recognized in dictionaries. The traditional view of such variation is that it is "incorrect":
the theoretical basis of such a view is in most cases that the "misspelling" is at variance
with the spelling of the word's etymon, although the more unreflective critics might
probably say simply "if it/s not in the dictionary, it's wrong", and ascribe any departure
from traditional spelling to ignorance. But I would suggest that lexicographers need to
start thinking carefully about how much longer they can continue to endorse this some­
times creaking status quo. Computerized corpora are putting vastly increased amounts
ofdata into dictionary-makers' hands, making such "misspellings" harder to ignore than
hitherto, and the concern to capture "real" language is already increasing the quantity of

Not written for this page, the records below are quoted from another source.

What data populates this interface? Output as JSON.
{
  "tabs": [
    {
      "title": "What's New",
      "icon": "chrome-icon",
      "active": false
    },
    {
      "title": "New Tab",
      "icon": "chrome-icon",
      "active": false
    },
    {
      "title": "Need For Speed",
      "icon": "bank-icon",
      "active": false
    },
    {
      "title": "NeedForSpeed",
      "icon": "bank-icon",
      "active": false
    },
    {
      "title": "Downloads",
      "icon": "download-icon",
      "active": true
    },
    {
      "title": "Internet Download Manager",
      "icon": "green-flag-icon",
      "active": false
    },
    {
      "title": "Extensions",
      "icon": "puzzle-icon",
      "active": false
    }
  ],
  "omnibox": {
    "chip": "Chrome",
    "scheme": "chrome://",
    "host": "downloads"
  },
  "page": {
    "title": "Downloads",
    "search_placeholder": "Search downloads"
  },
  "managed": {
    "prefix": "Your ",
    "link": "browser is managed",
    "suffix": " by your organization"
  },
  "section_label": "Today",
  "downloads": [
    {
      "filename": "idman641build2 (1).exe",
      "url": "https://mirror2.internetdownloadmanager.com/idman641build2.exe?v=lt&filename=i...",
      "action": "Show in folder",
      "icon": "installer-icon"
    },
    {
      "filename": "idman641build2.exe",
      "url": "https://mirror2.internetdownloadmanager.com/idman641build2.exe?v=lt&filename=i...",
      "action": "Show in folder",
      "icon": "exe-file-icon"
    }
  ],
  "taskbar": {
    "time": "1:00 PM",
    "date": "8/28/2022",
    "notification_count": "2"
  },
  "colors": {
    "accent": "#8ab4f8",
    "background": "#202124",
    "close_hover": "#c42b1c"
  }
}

non-print written texts used.
The inertia of "received orthography" is massive. Dictionaries have played a major
role in establishing it, and are now trapped by it. Their iconic status in the culture - one
writer linked the OED with THE TiMES and the BBC as "monoliths ... set up in order to
protect the empire and create a model for what was correct or not" (Brathwaite 1984) constrains them to reinforce "standards of literacy", of which normalized spelling is seen
as a cornerstone. But how long can they continue to play Canute? If, for example, it were
to emerge, now or one day, that the proportion of miniscule to minuscule spellings in the
language at large is the same as that in the Australian sample quoted above, how long
could dictionaries continue to maintain the fiction that minuscule is the only "real" form
and that miniscule is not a word in the language. Lexicographers have eagerly embraced
a more descriptive approach in areas such as semantics and pragmatics. Perhaps the time
is coming to let a little more light into orthography.
EURALEX '92 - PROCEEDINGS
464
Bibliography
BRATHWAITE, Edward K. (1984): "Interview", in Chris Searle, Words Unchained: Language and
Revolution in Grenada 232-9. Zed Books, London.
CHAMBERS ENGLISH DICTIONARY (Ch) (1988). Chambers^ambridge, Cambridge & Edin­
burgh.
COLLUsIS ENGLISH DICTIONARY (CED) (1991). Collins, London & Glasgow.
CONCISE OXFORD DICTIONARY (COD) (1990). Oxford University Press, Oxford.
COOTE, Edmund (1594): English Schoole-Master.
JOHNSON, Samuel (1755): A Dictionary of the English Language. Knapton, London.
LONGMAN DICTIONARY O F THE ENGLISH LANGUAGE (LDEL) (1991). Longman, London.
MACQUARIE DICTIONARY O F NEW WORDS (1990). Macquarie Library, Macquarie University,
NSW.
MR.ROY, James & МП-ROY, Lesley (1991): Authority in Language. Routledge, London.
READER'S DIGEST UNrVERSAL DICTIONARY (RD) (1987). Reader's Digest Association, Lon­
don.
RESEARCH RETORT ON BUSINESS SPELLTEST BY RSA EXAMINATION BOARD (1992).
SCRAGG, D.G. (1975): A History of English Spelling. Manchester University Press, Manchester.
STRANG, Barbara M.H. (1970): A History of English. Methuen, London.
KEYWORDS:
spelling, a u t h o r i t y in d i c t i o n a r i e s , w r i t t e n l a n g u a g e , l a n g u a g e c h a n g e
`